The new operating system, as mentioned previously, offers the prospect of multi-tasking. While this is an exciting prospect, it’s going to be some time before it’s broadly implemented. This is due to the fact the Apple require all developers to reprogram the apps to support the multitasking, so we could be waiting for some time. The other major change in the operating system is the ability to group apps into folders, which serves nicely as an organisational tool for keeping similar apps together.
While the design of the phone’s antenna is no doubt an impressive piece of design integration, there have been issues noted with a loss of reception when holding the phone in a certain way. It transpires that if you bridge the gap on the bottom of the handset, effectively creating a circuit between the two parts of the steel band that form separate antennae, signal will slowly drop. This is, without question, a design flaw of sorts, though it must be said that forming this bridge takes quite some effort and doesn’t happen with in the natural hold of the handset.

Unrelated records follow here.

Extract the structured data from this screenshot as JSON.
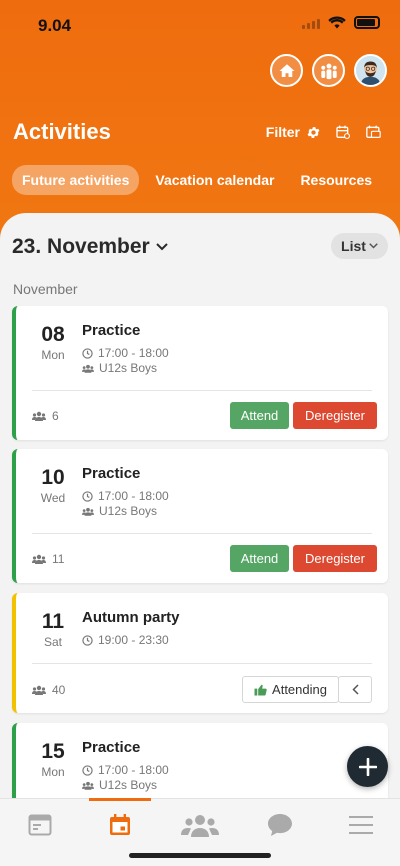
{
  "status": {
    "time": "9.04"
  },
  "header": {
    "title": "Activities",
    "filter_label": "Filter",
    "tabs": [
      {
        "label": "Future activities",
        "active": true
      },
      {
        "label": "Vacation calendar",
        "active": false
      },
      {
        "label": "Resources",
        "active": false
      }
    ]
  },
  "main": {
    "month_selector": "23. November",
    "view_toggle": "List",
    "section_label": "November"
  },
  "events": [
    {
      "day": "08",
      "weekday": "Mon",
      "title": "Practice",
      "time": "17:00 - 18:00",
      "group": "U12s Boys",
      "count": "6",
      "attend_label": "Attend",
      "deregister_label": "Deregister"
    },
    {
      "day": "10",
      "weekday": "Wed",
      "title": "Practice",
      "time": "17:00 - 18:00",
      "group": "U12s Boys",
      "count": "11",
      "attend_label": "Attend",
      "deregister_label": "Deregister"
    },
    {
      "day": "11",
      "weekday": "Sat",
      "title": "Autumn party",
      "time": "19:00 - 23:30",
      "count": "40",
      "attending_label": "Attending"
    },
    {
      "day": "15",
      "weekday": "Mon",
      "title": "Practice",
      "time": "17:00 - 18:00",
      "group": "U12s Boys"
    }
  ],
  "colors": {
    "brand_orange": "#ef6c0e",
    "attend_green": "#55a565",
    "deregister_red": "#dc4830",
    "status_green": "#2fa04a",
    "status_yellow": "#f2c200"
  },
  "icons": {
    "top_actions": [
      "home-icon",
      "team-icon",
      "avatar"
    ],
    "header_tools": [
      "gear-icon",
      "calendar-settings-icon",
      "calendar-share-icon"
    ],
    "bottom_nav": [
      "feed-icon",
      "calendar-icon",
      "people-icon",
      "chat-icon",
      "menu-icon"
    ]
  }
}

Also, there have been rumours that Apple are doing more to rectify the error than simply suggesting people hold the handset differently and are in fact looking in to a firmware fix.

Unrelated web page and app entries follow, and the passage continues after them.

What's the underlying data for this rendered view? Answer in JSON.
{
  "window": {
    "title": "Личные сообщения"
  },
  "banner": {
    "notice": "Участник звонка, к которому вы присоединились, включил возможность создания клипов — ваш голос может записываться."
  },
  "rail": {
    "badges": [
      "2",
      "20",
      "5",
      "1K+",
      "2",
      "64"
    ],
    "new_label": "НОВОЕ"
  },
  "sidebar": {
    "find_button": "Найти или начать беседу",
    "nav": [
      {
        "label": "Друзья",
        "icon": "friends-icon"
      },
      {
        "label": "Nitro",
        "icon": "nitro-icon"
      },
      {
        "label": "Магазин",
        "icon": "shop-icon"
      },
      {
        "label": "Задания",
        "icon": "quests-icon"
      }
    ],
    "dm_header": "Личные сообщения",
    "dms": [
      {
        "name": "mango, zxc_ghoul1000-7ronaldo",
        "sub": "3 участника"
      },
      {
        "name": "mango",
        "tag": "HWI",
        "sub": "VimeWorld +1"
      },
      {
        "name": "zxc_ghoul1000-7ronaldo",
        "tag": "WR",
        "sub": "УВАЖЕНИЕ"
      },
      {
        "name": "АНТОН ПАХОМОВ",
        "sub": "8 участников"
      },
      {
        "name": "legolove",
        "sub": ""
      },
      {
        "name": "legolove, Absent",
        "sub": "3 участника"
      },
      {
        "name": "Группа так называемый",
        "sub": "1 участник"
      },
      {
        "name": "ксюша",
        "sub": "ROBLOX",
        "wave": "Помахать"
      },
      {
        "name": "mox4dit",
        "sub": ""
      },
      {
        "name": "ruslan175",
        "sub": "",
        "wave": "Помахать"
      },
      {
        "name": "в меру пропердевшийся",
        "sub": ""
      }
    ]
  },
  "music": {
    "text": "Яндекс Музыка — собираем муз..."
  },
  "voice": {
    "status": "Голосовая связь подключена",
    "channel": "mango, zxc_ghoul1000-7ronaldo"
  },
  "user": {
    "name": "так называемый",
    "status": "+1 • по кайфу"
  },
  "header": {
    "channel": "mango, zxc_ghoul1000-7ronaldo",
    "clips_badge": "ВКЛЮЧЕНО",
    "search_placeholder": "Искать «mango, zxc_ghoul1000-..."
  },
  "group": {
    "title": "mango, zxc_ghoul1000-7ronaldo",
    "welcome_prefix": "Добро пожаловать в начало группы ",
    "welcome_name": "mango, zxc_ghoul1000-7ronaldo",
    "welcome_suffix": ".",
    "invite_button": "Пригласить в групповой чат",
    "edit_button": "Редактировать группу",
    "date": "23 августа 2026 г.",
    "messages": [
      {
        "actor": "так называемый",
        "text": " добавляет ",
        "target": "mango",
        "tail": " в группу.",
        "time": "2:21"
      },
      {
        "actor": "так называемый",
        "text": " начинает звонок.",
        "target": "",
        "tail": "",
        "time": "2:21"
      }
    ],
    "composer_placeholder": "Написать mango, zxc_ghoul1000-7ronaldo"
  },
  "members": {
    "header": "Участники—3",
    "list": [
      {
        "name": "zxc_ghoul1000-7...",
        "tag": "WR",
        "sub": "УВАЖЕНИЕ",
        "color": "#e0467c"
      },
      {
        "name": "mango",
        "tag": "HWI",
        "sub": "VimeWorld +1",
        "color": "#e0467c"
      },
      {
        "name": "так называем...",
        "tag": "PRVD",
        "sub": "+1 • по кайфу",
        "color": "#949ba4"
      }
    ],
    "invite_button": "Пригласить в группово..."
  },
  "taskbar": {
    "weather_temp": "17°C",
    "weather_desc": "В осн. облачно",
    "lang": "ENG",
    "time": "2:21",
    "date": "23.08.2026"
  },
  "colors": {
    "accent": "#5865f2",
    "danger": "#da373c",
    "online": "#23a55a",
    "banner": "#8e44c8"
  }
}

Apple iPhone 4 review – Value and Verdict
Apple iPhone 4 review – Value
In a first for the iPhone – and in an attempt, some say, to stop the habit of people ‘jailbreaking’ their phones in order to use them with a carrier of their choice – Apple has taken the decision to sell the device direct to the customer unlocked and unattached to any particular network. The devices are currently priced at £499 for the 16GB version, and £599 for the 32GB version: while this is no doubt expensive for a mobile phone, is it by no means extortionate for an unlocked handset, and especially one with as much hype surrounding it as the iPhone 4. Obviously, as the main function of the iPhone 4 is for making calls, it is available on a range of different networks and contracts. If you’re willing to stump up around £60 a month, over the duration of a 24 month contract you’ll be able to get your hands on one for free, though this is quite a financial undertaking.
Apple iPhone 4 review – Verdict

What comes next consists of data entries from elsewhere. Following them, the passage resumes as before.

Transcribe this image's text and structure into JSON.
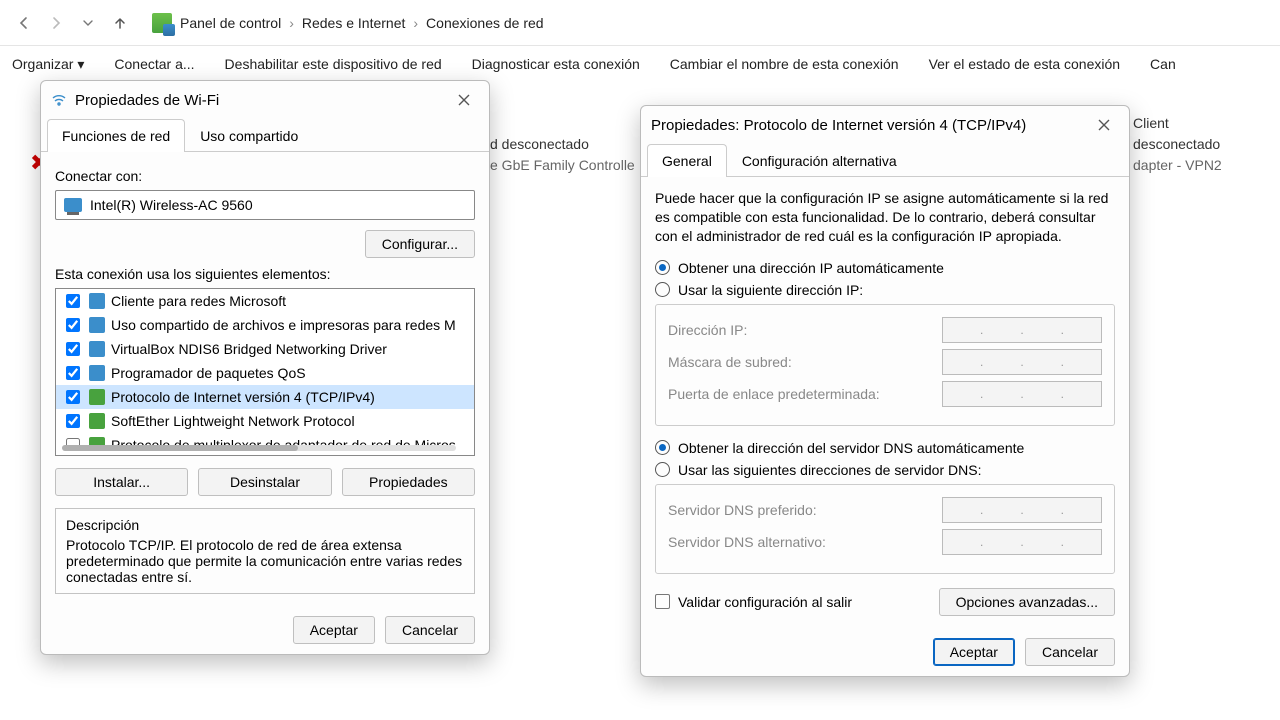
{
  "nav": {
    "breadcrumb": [
      "Panel de control",
      "Redes e Internet",
      "Conexiones de red"
    ]
  },
  "toolbar": {
    "organize": "Organizar",
    "connect": "Conectar a...",
    "disable": "Deshabilitar este dispositivo de red",
    "diagnose": "Diagnosticar esta conexión",
    "rename": "Cambiar el nombre de esta conexión",
    "status": "Ver el estado de esta conexión",
    "more": "Can"
  },
  "bg": {
    "f1a": "d desconectado",
    "f1b": "e GbE Family Controlle",
    "f2a": "Client",
    "f2b": "desconectado",
    "f2c": "dapter - VPN2"
  },
  "wifi": {
    "title": "Propiedades de Wi-Fi",
    "tab1": "Funciones de red",
    "tab2": "Uso compartido",
    "connectWith": "Conectar con:",
    "adapter": "Intel(R) Wireless-AC 9560",
    "configure": "Configurar...",
    "elementsLabel": "Esta conexión usa los siguientes elementos:",
    "items": [
      {
        "label": "Cliente para redes Microsoft",
        "checked": true
      },
      {
        "label": "Uso compartido de archivos e impresoras para redes M",
        "checked": true
      },
      {
        "label": "VirtualBox NDIS6 Bridged Networking Driver",
        "checked": true
      },
      {
        "label": "Programador de paquetes QoS",
        "checked": true
      },
      {
        "label": "Protocolo de Internet versión 4 (TCP/IPv4)",
        "checked": true,
        "selected": true
      },
      {
        "label": "SoftEther Lightweight Network Protocol",
        "checked": true
      },
      {
        "label": "Protocolo de multiplexor de adaptador de red de Micros",
        "checked": false
      }
    ],
    "install": "Instalar...",
    "uninstall": "Desinstalar",
    "properties": "Propiedades",
    "descTitle": "Descripción",
    "descText": "Protocolo TCP/IP. El protocolo de red de área extensa predeterminado que permite la comunicación entre varias redes conectadas entre sí.",
    "ok": "Aceptar",
    "cancel": "Cancelar"
  },
  "ipv4": {
    "title": "Propiedades: Protocolo de Internet versión 4 (TCP/IPv4)",
    "tab1": "General",
    "tab2": "Configuración alternativa",
    "intro": "Puede hacer que la configuración IP se asigne automáticamente si la red es compatible con esta funcionalidad. De lo contrario, deberá consultar con el administrador de red cuál es la configuración IP apropiada.",
    "autoIp": "Obtener una dirección IP automáticamente",
    "manualIp": "Usar la siguiente dirección IP:",
    "ipAddr": "Dirección IP:",
    "mask": "Máscara de subred:",
    "gateway": "Puerta de enlace predeterminada:",
    "autoDns": "Obtener la dirección del servidor DNS automáticamente",
    "manualDns": "Usar las siguientes direcciones de servidor DNS:",
    "dns1": "Servidor DNS preferido:",
    "dns2": "Servidor DNS alternativo:",
    "validate": "Validar configuración al salir",
    "advanced": "Opciones avanzadas...",
    "ok": "Aceptar",
    "cancel": "Cancelar"
  }
}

With the launch of the iPhone 4, Apple have opted to use the tagline of ‘This Changes Everything. Again’, and though it’s hard to agree with that statement in its entirety, there’s no doubting that the iPhone 4 has advanced mobile handset technology. As noted several times through the review, the new Retina Display is visually arresting, and a feature that will no doubt force other manufacturers to up their game. Comparing the handset to the previous version from Apple, the 3GS, then it’s fair to say that the iPhone 4 is a more than worthy upgrade and that it’s most certainly a step forward in that respect.
However, as much as Apple would like to make you think that it stands alone in the smartphone market, the fact is that it doesn’t. A lot of the new features that it’s added have been around for some time on other devices, and are in fact bettered. The 5MP camera and LED flash is relatively middle-ranked compared to Sony Ericsson’s offering, while HTC smartphones have screens up to 4.5in in size, and can offer video calling over a standard network, and as such on the go. And the final potential nail in the coffin is that, owing to the other manufacturers lacking that Apple desirability, they’re often available for much less and on cheaper contracts.
Despite all the arguments against getting the iPhone 4, there’s no escaping the fact that it’s a visually arresting handset featuring a good cameraphone specification, class-leading mutil-touchscreen, jaw-dropping design and a host of innovative features.